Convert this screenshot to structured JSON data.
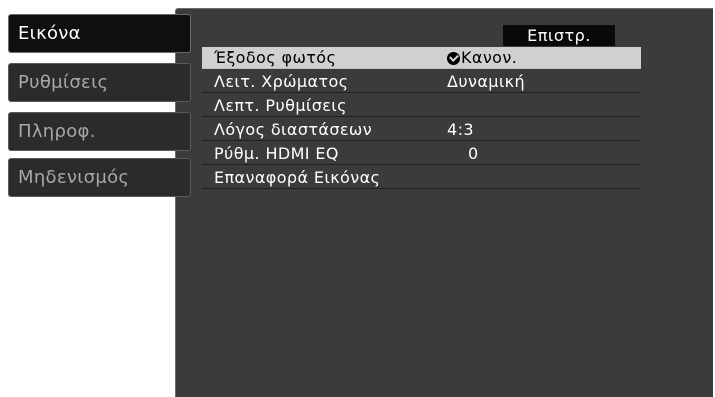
{
  "sidebar": {
    "items": [
      {
        "label": "Εικόνα"
      },
      {
        "label": "Ρυθμίσεις"
      },
      {
        "label": "Πληροφ."
      },
      {
        "label": "Μηδενισμός"
      }
    ]
  },
  "panel": {
    "back_label": "Επιστρ.",
    "rows": [
      {
        "label": "Έξοδος φωτός",
        "value": "Κανον.",
        "icon": "check-circle-icon"
      },
      {
        "label": "Λειτ. Χρώματος",
        "value": "Δυναμική"
      },
      {
        "label": "Λεπτ. Ρυθμίσεις",
        "value": ""
      },
      {
        "label": "Λόγος διαστάσεων",
        "value": "4:3"
      },
      {
        "label": "Ρύθμ. HDMI EQ",
        "value": "0"
      },
      {
        "label": "Επαναφορά Εικόνας",
        "value": ""
      }
    ]
  },
  "colors": {
    "panel_bg": "#3b3b3b",
    "active_tab_bg": "#0f0f0f",
    "selected_row_bg": "#d0d0d0"
  }
}
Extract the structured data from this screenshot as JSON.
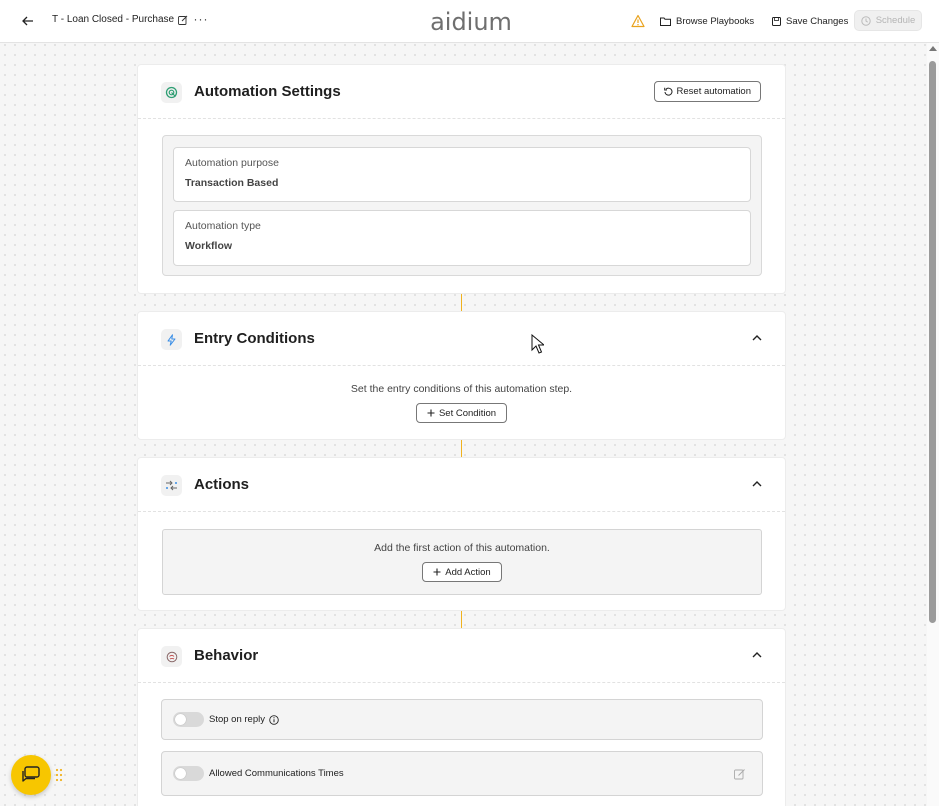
{
  "header": {
    "doc_title": "T - Loan Closed - Purchase",
    "more_label": "···",
    "logo_text": "aidium",
    "browse_label": "Browse Playbooks",
    "save_label": "Save Changes",
    "schedule_label": "Schedule"
  },
  "settings": {
    "title": "Automation Settings",
    "reset_label": "Reset automation",
    "purpose_label": "Automation purpose",
    "purpose_value": "Transaction Based",
    "type_label": "Automation type",
    "type_value": "Workflow"
  },
  "entry": {
    "title": "Entry Conditions",
    "description": "Set the entry conditions of this automation step.",
    "button_label": "Set Condition"
  },
  "actions": {
    "title": "Actions",
    "description": "Add the first action of this automation.",
    "button_label": "Add Action"
  },
  "behavior": {
    "title": "Behavior",
    "stop_on_reply_label": "Stop on reply",
    "allowed_times_label": "Allowed Communications Times"
  },
  "colors": {
    "accent": "#f0b21e",
    "chat_button": "#f7c600",
    "settings_icon": "#2e9e73",
    "entry_icon": "#3a8ee6",
    "warning": "#e9a21d"
  }
}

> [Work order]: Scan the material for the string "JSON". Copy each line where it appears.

> [Response below]:
Convert this screenshot to structured JSON data.
Extract the structured data from this screenshot as JSON.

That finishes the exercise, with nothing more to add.